▶ **EXERCISE PROMPT**
Check every line of the data and copy the ones where "nums" appears.

========================================================================

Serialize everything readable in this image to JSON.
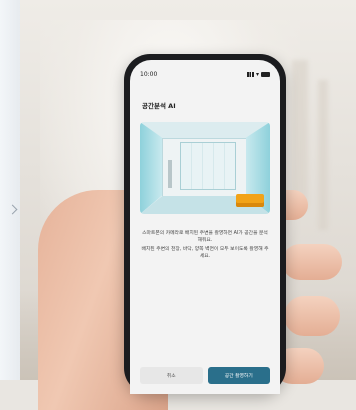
{
  "phone": {
    "status_time": "10:00",
    "title": "공간분석 AI",
    "description_1": "스마트폰의 카메라로 배치된 주변을 촬영하면 AI가 공간을 분석해줘요.",
    "description_2": "배치된 주변의 천장, 바닥, 양쪽 벽면이 모두 보이도록 촬영해 주세요.",
    "cancel_label": "취소",
    "start_label": "공간 촬영하기"
  },
  "colors": {
    "accent": "#2a6f8b",
    "sofa": "#f2a318",
    "wall_highlight": "#8ed1db"
  },
  "icons": [
    "signal-icon",
    "wifi-icon",
    "battery-icon",
    "chevron-right-icon"
  ]
}
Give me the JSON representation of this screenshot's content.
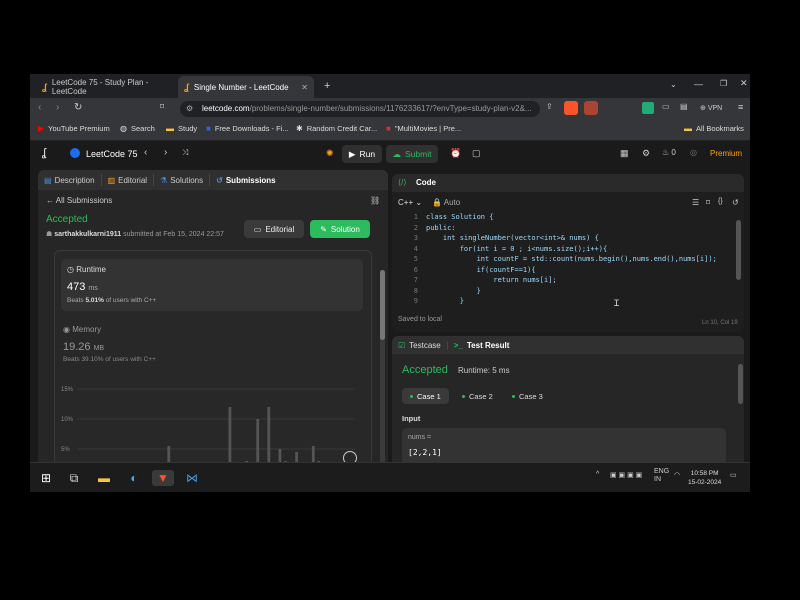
{
  "browser": {
    "tabs": [
      {
        "label": "LeetCode 75 - Study Plan - LeetCode",
        "active": false
      },
      {
        "label": "Single Number - LeetCode",
        "active": true
      }
    ],
    "url_host": "leetcode.com",
    "url_path": "/problems/single-number/submissions/1176233617/?envType=study-plan-v2&...",
    "vpn_label": "VPN",
    "bookmarks": [
      {
        "label": "YouTube Premium",
        "icon": "youtube-icon"
      },
      {
        "label": "Search",
        "icon": "globe-icon"
      },
      {
        "label": "Study",
        "icon": "folder-icon"
      },
      {
        "label": "Free Downloads - Fi...",
        "icon": "site-icon"
      },
      {
        "label": "Random Credit Car...",
        "icon": "gear-icon"
      },
      {
        "label": "\"MultiMovies | Pre...",
        "icon": "site-icon"
      }
    ],
    "all_bookmarks": "All Bookmarks"
  },
  "header": {
    "title": "LeetCode 75",
    "run": "Run",
    "submit": "Submit",
    "fire_count": "0",
    "premium": "Premium"
  },
  "left": {
    "tabs": [
      "Description",
      "Editorial",
      "Solutions",
      "Submissions"
    ],
    "back": "All Submissions",
    "status": "Accepted",
    "user": "sarthakkulkarni1911",
    "submitted": "submitted at Feb 15, 2024 22:57",
    "editorial_btn": "Editorial",
    "solution_btn": "Solution",
    "runtime": {
      "label": "Runtime",
      "value": "473",
      "unit": "ms",
      "beats_prefix": "Beats",
      "beats": "5.01%",
      "beats_suffix": "of users with C++"
    },
    "memory": {
      "label": "Memory",
      "value": "19.26",
      "unit": "MB",
      "beats_prefix": "Beats",
      "beats": "39.10%",
      "beats_suffix": "of users with C++"
    },
    "y_ticks": [
      "15%",
      "10%",
      "5%"
    ]
  },
  "chart_data": {
    "type": "bar",
    "ylim": [
      0,
      17
    ],
    "y_ticks": [
      "15%",
      "10%",
      "5%"
    ],
    "values": [
      0,
      0,
      0,
      0,
      0,
      0,
      0,
      0,
      0,
      0,
      0,
      0,
      0,
      0,
      0,
      0,
      5.5,
      0,
      0,
      0,
      0,
      0,
      0,
      0,
      0,
      0,
      0,
      12,
      0,
      0,
      3,
      0,
      10,
      0,
      12,
      0,
      5,
      3,
      0,
      4.5,
      1.5,
      0,
      5.5,
      3,
      0,
      0,
      0,
      0,
      0,
      0
    ]
  },
  "code": {
    "title": "Code",
    "lang": "C++",
    "auto": "Auto",
    "lines": [
      "class Solution {",
      "public:",
      "    int singleNumber(vector<int>& nums) {",
      "        for(int i = 0 ; i<nums.size();i++){",
      "            int countF = std::count(nums.begin(),nums.end(),nums[i]);",
      "            if(countF==1){",
      "                return nums[i];",
      "            }",
      "        }"
    ],
    "saved": "Saved to local",
    "position": "Ln 10, Col 19"
  },
  "test": {
    "tab1": "Testcase",
    "tab2": "Test Result",
    "status": "Accepted",
    "runtime": "Runtime: 5 ms",
    "cases": [
      "Case 1",
      "Case 2",
      "Case 3"
    ],
    "input_label": "Input",
    "var_name": "nums =",
    "var_value": "[2,2,1]"
  },
  "taskbar": {
    "lang": "ENG",
    "region": "IN",
    "time": "10:58 PM",
    "date": "15-02-2024"
  }
}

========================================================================

▶ **ANSWER TO THIS EXERCISE**
      "    int singleNumber(vector<int>& nums) {",
      "        for(int i = 0 ; i<nums.size();i++){",
      "            int countF = std::count(nums.begin(),nums.end(),nums[i]);",
      "                return nums[i];",
    "var_name": "nums =",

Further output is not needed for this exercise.